Problem requirements: The following data is to be repeated exactly, its pictures excluded.
Records shown below:
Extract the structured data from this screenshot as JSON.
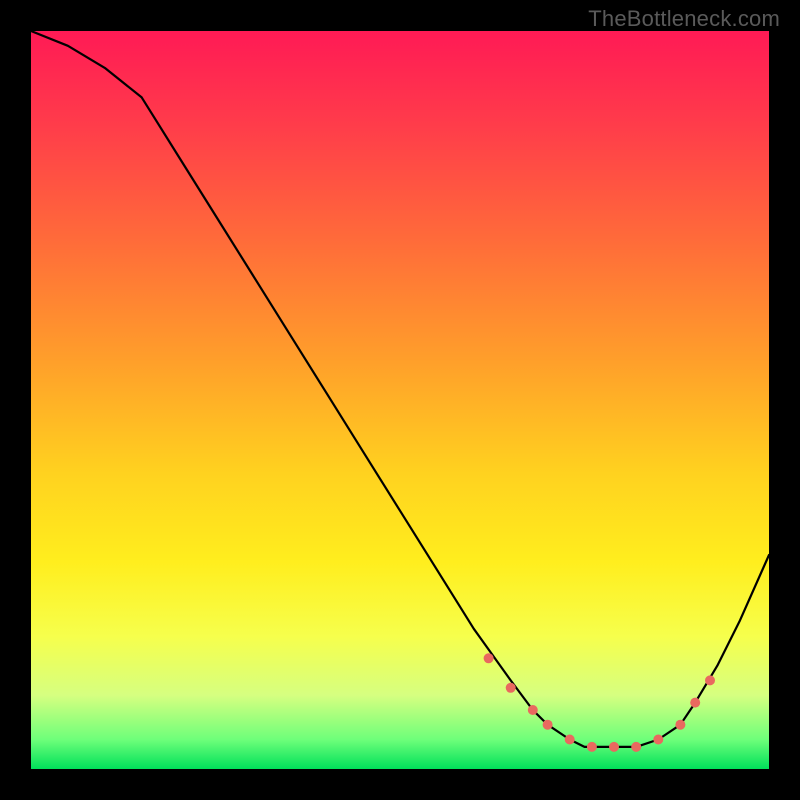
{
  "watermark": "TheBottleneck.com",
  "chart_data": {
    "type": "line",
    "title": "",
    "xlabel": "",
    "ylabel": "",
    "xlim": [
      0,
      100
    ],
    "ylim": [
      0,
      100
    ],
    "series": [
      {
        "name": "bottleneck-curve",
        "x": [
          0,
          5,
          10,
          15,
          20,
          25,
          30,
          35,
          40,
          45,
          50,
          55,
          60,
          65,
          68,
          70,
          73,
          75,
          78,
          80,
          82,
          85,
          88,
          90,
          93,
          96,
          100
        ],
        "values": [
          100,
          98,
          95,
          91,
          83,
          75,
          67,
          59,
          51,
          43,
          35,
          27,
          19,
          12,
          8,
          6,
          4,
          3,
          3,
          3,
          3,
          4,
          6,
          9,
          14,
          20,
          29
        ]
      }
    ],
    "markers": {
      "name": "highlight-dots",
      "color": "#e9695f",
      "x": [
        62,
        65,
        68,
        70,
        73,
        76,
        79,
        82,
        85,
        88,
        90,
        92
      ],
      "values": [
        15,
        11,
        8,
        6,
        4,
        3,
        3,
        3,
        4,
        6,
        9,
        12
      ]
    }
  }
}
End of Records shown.
Task response:
Extract the structured data from this screenshot as JSON.
{
  "watermark": "TheBottleneck.com",
  "chart_data": {
    "type": "line",
    "title": "",
    "xlabel": "",
    "ylabel": "",
    "xlim": [
      0,
      100
    ],
    "ylim": [
      0,
      100
    ],
    "series": [
      {
        "name": "bottleneck-curve",
        "x": [
          0,
          5,
          10,
          15,
          20,
          25,
          30,
          35,
          40,
          45,
          50,
          55,
          60,
          65,
          68,
          70,
          73,
          75,
          78,
          80,
          82,
          85,
          88,
          90,
          93,
          96,
          100
        ],
        "values": [
          100,
          98,
          95,
          91,
          83,
          75,
          67,
          59,
          51,
          43,
          35,
          27,
          19,
          12,
          8,
          6,
          4,
          3,
          3,
          3,
          3,
          4,
          6,
          9,
          14,
          20,
          29
        ]
      }
    ],
    "markers": {
      "name": "highlight-dots",
      "color": "#e9695f",
      "x": [
        62,
        65,
        68,
        70,
        73,
        76,
        79,
        82,
        85,
        88,
        90,
        92
      ],
      "values": [
        15,
        11,
        8,
        6,
        4,
        3,
        3,
        3,
        4,
        6,
        9,
        12
      ]
    }
  }
}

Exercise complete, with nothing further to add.